Please return the lines of the data that contain "amount".

_ _ _ _

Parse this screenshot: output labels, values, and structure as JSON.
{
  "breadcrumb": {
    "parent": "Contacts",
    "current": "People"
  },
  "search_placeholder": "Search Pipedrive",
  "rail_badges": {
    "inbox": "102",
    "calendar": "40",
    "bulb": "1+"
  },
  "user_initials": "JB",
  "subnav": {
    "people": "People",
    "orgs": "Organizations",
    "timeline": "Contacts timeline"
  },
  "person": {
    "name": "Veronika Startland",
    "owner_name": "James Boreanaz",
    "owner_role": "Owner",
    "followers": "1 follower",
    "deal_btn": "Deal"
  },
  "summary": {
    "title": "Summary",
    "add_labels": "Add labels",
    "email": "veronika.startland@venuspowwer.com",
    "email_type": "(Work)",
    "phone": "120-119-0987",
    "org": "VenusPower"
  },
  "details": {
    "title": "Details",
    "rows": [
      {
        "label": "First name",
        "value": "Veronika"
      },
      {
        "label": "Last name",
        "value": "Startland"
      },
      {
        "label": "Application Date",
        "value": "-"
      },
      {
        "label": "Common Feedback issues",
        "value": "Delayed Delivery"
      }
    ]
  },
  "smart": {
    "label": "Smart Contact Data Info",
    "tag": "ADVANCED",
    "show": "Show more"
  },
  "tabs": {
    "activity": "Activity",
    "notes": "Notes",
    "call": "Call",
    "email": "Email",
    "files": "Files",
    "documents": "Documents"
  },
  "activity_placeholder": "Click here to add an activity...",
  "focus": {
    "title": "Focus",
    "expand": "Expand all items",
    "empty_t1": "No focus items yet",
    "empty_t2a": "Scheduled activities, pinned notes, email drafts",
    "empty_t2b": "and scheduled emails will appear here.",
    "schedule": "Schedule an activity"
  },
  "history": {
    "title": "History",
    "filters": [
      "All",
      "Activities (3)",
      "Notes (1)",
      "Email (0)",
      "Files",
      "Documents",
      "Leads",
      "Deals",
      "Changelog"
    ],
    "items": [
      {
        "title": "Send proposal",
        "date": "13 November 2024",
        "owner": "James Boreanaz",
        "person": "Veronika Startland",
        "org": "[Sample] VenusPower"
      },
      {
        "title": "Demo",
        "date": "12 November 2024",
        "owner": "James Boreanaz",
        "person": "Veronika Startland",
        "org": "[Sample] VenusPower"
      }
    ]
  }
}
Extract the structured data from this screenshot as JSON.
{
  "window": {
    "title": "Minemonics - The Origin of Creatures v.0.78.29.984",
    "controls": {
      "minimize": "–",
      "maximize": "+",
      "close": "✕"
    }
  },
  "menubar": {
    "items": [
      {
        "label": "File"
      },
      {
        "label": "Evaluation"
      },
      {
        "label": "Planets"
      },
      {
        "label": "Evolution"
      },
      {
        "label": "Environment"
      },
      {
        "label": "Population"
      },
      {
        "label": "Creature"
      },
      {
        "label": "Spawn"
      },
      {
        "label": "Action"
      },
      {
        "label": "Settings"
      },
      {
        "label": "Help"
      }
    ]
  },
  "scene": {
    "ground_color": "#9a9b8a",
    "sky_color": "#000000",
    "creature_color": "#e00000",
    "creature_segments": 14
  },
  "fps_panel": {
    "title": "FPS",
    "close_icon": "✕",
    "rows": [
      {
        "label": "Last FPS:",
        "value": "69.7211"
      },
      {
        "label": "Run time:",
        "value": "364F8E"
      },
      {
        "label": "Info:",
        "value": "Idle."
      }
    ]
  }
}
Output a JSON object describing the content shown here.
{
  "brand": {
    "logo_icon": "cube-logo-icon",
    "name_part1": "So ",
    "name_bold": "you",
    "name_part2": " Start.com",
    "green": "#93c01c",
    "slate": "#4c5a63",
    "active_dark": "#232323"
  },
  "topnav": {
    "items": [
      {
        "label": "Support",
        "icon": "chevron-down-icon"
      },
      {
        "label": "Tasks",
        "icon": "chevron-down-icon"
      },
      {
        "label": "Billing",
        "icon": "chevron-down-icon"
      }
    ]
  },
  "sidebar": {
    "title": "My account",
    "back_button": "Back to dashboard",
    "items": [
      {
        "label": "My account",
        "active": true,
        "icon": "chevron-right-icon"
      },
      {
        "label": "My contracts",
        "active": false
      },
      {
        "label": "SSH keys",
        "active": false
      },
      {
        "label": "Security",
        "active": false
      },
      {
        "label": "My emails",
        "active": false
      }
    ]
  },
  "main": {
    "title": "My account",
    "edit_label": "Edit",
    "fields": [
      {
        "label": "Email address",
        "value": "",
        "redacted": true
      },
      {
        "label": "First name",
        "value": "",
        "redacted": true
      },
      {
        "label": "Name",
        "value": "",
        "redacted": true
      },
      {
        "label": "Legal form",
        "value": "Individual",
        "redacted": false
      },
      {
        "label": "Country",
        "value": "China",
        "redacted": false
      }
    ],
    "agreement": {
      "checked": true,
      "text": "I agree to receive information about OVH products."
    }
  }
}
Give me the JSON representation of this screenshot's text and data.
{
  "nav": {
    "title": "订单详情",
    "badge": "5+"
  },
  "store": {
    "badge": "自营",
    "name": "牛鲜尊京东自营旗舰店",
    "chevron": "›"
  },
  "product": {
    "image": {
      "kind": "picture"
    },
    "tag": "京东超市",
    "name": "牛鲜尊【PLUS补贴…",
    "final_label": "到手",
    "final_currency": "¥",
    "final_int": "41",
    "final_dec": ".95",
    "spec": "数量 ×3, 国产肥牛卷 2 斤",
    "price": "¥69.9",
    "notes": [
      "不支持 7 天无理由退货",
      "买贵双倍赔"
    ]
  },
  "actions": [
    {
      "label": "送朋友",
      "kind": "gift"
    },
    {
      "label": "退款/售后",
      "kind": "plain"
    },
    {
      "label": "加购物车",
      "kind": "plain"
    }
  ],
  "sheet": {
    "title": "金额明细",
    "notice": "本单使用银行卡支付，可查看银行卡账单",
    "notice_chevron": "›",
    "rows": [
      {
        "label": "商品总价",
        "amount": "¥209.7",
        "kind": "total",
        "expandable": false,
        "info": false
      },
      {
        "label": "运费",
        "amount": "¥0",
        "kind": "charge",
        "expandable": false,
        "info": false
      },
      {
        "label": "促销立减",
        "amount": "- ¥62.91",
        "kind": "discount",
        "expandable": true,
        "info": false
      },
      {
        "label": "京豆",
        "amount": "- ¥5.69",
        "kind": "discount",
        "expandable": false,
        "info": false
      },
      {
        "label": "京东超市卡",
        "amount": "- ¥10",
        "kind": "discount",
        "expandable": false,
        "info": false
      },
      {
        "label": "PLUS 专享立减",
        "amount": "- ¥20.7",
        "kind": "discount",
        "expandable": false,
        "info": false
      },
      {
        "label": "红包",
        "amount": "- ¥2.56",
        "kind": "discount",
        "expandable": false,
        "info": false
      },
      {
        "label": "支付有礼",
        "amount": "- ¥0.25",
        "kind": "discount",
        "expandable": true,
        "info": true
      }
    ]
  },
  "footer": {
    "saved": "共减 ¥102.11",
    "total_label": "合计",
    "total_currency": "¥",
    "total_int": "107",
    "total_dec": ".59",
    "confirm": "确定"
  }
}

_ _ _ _

*The answer*.
        "amount": "¥209.7",
        "amount": "¥0",
        "amount": "- ¥62.91",
        "amount": "- ¥5.69",
        "amount": "- ¥10",
        "amount": "- ¥20.7",
        "amount": "- ¥2.56",
        "amount": "- ¥0.25",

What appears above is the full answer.